A Toyota made in Indiana is good for America.
Today Scott, John and I were interviewed by Brain, a Tokyo-based creative magazine. It’s hard to miss the irony of an agency dedicated to American manufacturing being approached by an Asian publication, and we had to laugh at the idea of Made blowing up in Japan. But soon after the interview began, the reporter asked us an interesting question: would we ever want to help a Japanese brand that made something in America? Our answer was a resounding YES.
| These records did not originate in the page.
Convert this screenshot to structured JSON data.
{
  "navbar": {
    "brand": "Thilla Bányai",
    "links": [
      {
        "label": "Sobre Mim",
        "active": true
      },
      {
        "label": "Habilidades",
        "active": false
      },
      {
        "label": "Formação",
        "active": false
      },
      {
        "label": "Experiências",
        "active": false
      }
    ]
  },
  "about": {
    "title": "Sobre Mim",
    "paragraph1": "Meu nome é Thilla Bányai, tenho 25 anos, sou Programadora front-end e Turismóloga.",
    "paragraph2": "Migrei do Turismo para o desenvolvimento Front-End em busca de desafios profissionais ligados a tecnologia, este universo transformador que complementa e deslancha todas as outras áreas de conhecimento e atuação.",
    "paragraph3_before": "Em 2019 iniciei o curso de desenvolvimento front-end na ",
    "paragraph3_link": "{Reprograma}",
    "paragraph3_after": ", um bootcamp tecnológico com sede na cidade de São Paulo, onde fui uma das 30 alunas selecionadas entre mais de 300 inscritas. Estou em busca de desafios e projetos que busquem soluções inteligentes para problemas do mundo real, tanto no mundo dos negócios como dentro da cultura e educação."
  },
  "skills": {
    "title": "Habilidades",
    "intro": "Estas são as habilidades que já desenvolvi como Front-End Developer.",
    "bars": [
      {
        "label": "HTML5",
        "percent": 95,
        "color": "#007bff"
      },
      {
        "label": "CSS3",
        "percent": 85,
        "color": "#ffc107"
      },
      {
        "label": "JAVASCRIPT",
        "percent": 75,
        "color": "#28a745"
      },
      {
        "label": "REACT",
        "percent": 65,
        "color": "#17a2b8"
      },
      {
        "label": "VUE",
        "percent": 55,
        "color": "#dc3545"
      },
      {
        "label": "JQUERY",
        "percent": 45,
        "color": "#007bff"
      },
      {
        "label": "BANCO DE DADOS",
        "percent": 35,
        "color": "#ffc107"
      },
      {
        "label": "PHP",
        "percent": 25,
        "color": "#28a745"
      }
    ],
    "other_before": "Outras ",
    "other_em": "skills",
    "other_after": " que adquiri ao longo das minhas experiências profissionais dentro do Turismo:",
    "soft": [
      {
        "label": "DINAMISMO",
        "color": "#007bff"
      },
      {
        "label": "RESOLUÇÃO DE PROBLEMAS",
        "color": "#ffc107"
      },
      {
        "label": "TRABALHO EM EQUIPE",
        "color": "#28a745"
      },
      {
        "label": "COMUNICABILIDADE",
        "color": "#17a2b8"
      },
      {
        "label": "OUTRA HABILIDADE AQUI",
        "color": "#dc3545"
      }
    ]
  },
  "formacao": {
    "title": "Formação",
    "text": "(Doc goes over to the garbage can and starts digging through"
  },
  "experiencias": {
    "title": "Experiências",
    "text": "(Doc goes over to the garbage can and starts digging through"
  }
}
There’s a reason other countries do everything they can to lure manufacturers to their shores. It’s called the multiplier effect (something we referenced in our last blog post). What it means, in short, is that manufacturing jobs generate almost twice as much money for an economy as service jobs. So when a company designs something in one place and manufactures it in another, the latter location gets roughly double the economic boost. In America’s case, it’s usually us designing things, and other countries enjoying the benefits of manufacturing them. But sometimes the reverse is true. My everyday vehicle is a 2003 Toyota Tundra. Though I had no idea when I bought it (in fact, I had no idea until I checked the door frame about 20 minutes ago), my Tundra was built in a factory in Princeton, Indiana. A factory that happens to employ 4,000 workers, all of whom contribute to the local, and national economy.
And, since R&D usually follows manufacturing (innovation of a product is inextricably tied to the making of the product itself), Toyota has established an R&D presence in Erlanger, Kentucky, closer to its US factories. That means jobs for American engineers, too, and a continuum in America’s ability to innovate.
We’re not saying everything in the world should be made here, but so little is, we’d be crazy not to support the things that are. And if Toyota wanted Made to work on the Tundra, hell yes, we’d jump at the chance.